### What is expected
Exactly as given, repeat all of the entries.

### Data shown
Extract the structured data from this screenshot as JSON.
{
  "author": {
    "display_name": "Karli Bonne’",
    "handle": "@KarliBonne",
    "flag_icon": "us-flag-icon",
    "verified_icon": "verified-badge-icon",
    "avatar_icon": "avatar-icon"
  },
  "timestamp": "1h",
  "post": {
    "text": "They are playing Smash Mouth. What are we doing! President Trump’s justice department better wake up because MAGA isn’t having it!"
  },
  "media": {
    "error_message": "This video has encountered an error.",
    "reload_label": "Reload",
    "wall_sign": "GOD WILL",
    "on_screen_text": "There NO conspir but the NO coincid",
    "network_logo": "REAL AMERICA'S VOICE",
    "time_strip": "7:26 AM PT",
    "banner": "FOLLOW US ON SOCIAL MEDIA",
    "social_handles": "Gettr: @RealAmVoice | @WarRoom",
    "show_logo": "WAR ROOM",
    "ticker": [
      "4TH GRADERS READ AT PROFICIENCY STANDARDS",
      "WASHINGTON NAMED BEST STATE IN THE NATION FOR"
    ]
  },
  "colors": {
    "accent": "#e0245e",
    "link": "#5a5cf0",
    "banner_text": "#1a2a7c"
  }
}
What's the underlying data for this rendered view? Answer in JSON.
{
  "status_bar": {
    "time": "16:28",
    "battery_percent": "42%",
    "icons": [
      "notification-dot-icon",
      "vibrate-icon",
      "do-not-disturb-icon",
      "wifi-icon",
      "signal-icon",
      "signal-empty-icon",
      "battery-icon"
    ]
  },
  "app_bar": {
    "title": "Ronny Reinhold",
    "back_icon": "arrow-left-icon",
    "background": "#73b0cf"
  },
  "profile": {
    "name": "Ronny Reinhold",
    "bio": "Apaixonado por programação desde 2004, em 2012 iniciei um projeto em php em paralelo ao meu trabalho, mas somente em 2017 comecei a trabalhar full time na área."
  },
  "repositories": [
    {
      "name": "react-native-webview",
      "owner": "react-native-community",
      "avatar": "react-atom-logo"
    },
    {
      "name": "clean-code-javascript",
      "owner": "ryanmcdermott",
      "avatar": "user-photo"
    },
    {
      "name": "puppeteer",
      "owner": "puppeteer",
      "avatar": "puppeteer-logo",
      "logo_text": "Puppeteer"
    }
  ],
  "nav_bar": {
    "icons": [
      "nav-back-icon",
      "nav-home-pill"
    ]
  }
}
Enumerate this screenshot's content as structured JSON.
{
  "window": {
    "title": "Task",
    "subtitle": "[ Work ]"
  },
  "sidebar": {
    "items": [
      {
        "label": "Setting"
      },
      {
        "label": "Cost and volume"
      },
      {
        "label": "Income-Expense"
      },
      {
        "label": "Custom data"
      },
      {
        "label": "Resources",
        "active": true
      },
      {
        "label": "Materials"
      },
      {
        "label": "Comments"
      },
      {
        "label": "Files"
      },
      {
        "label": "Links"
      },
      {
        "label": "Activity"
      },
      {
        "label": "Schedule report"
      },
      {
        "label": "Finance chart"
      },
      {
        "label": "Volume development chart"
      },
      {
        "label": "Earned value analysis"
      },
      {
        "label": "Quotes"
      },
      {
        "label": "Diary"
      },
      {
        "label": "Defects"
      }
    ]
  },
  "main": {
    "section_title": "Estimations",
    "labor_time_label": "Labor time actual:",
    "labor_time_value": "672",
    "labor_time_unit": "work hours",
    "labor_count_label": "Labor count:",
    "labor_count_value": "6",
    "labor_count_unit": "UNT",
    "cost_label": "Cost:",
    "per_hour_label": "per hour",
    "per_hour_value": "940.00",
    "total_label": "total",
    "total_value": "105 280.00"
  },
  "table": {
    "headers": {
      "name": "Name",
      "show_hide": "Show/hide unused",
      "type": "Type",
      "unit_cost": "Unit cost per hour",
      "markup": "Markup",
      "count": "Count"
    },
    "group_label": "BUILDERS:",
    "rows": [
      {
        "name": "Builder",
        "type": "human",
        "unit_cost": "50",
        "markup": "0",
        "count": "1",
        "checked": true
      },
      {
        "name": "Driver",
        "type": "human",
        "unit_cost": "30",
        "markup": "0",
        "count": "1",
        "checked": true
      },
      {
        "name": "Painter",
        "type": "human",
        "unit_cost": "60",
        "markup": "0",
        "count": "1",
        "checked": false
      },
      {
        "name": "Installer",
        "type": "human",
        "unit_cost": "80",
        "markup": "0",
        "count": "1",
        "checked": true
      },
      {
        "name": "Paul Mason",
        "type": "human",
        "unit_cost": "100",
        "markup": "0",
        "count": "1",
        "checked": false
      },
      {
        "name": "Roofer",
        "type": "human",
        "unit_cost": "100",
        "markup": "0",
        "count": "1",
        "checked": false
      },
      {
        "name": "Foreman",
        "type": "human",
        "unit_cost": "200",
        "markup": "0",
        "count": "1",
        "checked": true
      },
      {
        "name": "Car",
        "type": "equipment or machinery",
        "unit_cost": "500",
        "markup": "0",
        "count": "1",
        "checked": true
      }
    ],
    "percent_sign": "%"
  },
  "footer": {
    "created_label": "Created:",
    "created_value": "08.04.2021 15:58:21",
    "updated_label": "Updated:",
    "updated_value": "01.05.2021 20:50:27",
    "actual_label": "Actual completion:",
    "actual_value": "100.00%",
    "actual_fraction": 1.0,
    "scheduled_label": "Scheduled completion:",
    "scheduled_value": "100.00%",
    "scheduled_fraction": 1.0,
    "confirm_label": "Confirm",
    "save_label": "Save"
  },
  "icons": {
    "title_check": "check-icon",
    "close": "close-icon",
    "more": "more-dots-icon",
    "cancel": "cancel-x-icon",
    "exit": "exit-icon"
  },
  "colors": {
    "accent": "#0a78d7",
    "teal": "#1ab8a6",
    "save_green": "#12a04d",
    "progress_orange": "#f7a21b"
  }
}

### Completed task
Extract the structured data from this screenshot as JSON.
{
  "author": {
    "display_name": "Karli Bonne’",
    "handle": "@KarliBonne",
    "flag_icon": "us-flag-icon",
    "verified_icon": "verified-badge-icon",
    "avatar_icon": "avatar-icon"
  },
  "timestamp": "1h",
  "post": {
    "text": "They are playing Smash Mouth. What are we doing! President Trump’s justice department better wake up because MAGA isn’t having it!"
  },
  "media": {
    "error_message": "This video has encountered an error.",
    "reload_label": "Reload",
    "wall_sign": "GOD WILL",
    "on_screen_text": "There NO conspir but the NO coincid",
    "network_logo": "REAL AMERICA'S VOICE",
    "time_strip": "7:26 AM PT",
    "banner": "FOLLOW US ON SOCIAL MEDIA",
    "social_handles": "Gettr: @RealAmVoice | @WarRoom",
    "show_logo": "WAR ROOM",
    "ticker": [
      "4TH GRADERS READ AT PROFICIENCY STANDARDS",
      "WASHINGTON NAMED BEST STATE IN THE NATION FOR"
    ]
  },
  "colors": {
    "accent": "#e0245e",
    "link": "#5a5cf0",
    "banner_text": "#1a2a7c"
  }
}
What's the underlying data for this rendered view? Answer in JSON.
{
  "status_bar": {
    "time": "16:28",
    "battery_percent": "42%",
    "icons": [
      "notification-dot-icon",
      "vibrate-icon",
      "do-not-disturb-icon",
      "wifi-icon",
      "signal-icon",
      "signal-empty-icon",
      "battery-icon"
    ]
  },
  "app_bar": {
    "title": "Ronny Reinhold",
    "back_icon": "arrow-left-icon",
    "background": "#73b0cf"
  },
  "profile": {
    "name": "Ronny Reinhold",
    "bio": "Apaixonado por programação desde 2004, em 2012 iniciei um projeto em php em paralelo ao meu trabalho, mas somente em 2017 comecei a trabalhar full time na área."
  },
  "repositories": [
    {
      "name": "react-native-webview",
      "owner": "react-native-community",
      "avatar": "react-atom-logo"
    },
    {
      "name": "clean-code-javascript",
      "owner": "ryanmcdermott",
      "avatar": "user-photo"
    },
    {
      "name": "puppeteer",
      "owner": "puppeteer",
      "avatar": "puppeteer-logo",
      "logo_text": "Puppeteer"
    }
  ],
  "nav_bar": {
    "icons": [
      "nav-back-icon",
      "nav-home-pill"
    ]
  }
}
Enumerate this screenshot's content as structured JSON.
{
  "window": {
    "title": "Task",
    "subtitle": "[ Work ]"
  },
  "sidebar": {
    "items": [
      {
        "label": "Setting"
      },
      {
        "label": "Cost and volume"
      },
      {
        "label": "Income-Expense"
      },
      {
        "label": "Custom data"
      },
      {
        "label": "Resources",
        "active": true
      },
      {
        "label": "Materials"
      },
      {
        "label": "Comments"
      },
      {
        "label": "Files"
      },
      {
        "label": "Links"
      },
      {
        "label": "Activity"
      },
      {
        "label": "Schedule report"
      },
      {
        "label": "Finance chart"
      },
      {
        "label": "Volume development chart"
      },
      {
        "label": "Earned value analysis"
      },
      {
        "label": "Quotes"
      },
      {
        "label": "Diary"
      },
      {
        "label": "Defects"
      }
    ]
  },
  "main": {
    "section_title": "Estimations",
    "labor_time_label": "Labor time actual:",
    "labor_time_value": "672",
    "labor_time_unit": "work hours",
    "labor_count_label": "Labor count:",
    "labor_count_value": "6",
    "labor_count_unit": "UNT",
    "cost_label": "Cost:",
    "per_hour_label": "per hour",
    "per_hour_value": "940.00",
    "total_label": "total",
    "total_value": "105 280.00"
  },
  "table": {
    "headers": {
      "name": "Name",
      "show_hide": "Show/hide unused",
      "type": "Type",
      "unit_cost": "Unit cost per hour",
      "markup": "Markup",
      "count": "Count"
    },
    "group_label": "BUILDERS:",
    "rows": [
      {
        "name": "Builder",
        "type": "human",
        "unit_cost": "50",
        "markup": "0",
        "count": "1",
        "checked": true
      },
      {
        "name": "Driver",
        "type": "human",
        "unit_cost": "30",
        "markup": "0",
        "count": "1",
        "checked": true
      },
      {
        "name": "Painter",
        "type": "human",
        "unit_cost": "60",
        "markup": "0",
        "count": "1",
        "checked": false
      },
      {
        "name": "Installer",
        "type": "human",
        "unit_cost": "80",
        "markup": "0",
        "count": "1",
        "checked": true
      },
      {
        "name": "Paul Mason",
        "type": "human",
        "unit_cost": "100",
        "markup": "0",
        "count": "1",
        "checked": false
      },
      {
        "name": "Roofer",
        "type": "human",
        "unit_cost": "100",
        "markup": "0",
        "count": "1",
        "checked": false
      },
      {
        "name": "Foreman",
        "type": "human",
        "unit_cost": "200",
        "markup": "0",
        "count": "1",
        "checked": true
      },
      {
        "name": "Car",
        "type": "equipment or machinery",
        "unit_cost": "500",
        "markup": "0",
        "count": "1",
        "checked": true
      }
    ],
    "percent_sign": "%"
  },
  "footer": {
    "created_label": "Created:",
    "created_value": "08.04.2021 15:58:21",
    "updated_label": "Updated:",
    "updated_value": "01.05.2021 20:50:27",
    "actual_label": "Actual completion:",
    "actual_value": "100.00%",
    "actual_fraction": 1.0,
    "scheduled_label": "Scheduled completion:",
    "scheduled_value": "100.00%",
    "scheduled_fraction": 1.0,
    "confirm_label": "Confirm",
    "save_label": "Save"
  },
  "icons": {
    "title_check": "check-icon",
    "close": "close-icon",
    "more": "more-dots-icon",
    "cancel": "cancel-x-icon",
    "exit": "exit-icon"
  },
  "colors": {
    "accent": "#0a78d7",
    "teal": "#1ab8a6",
    "save_green": "#12a04d",
    "progress_orange": "#f7a21b"
  }
}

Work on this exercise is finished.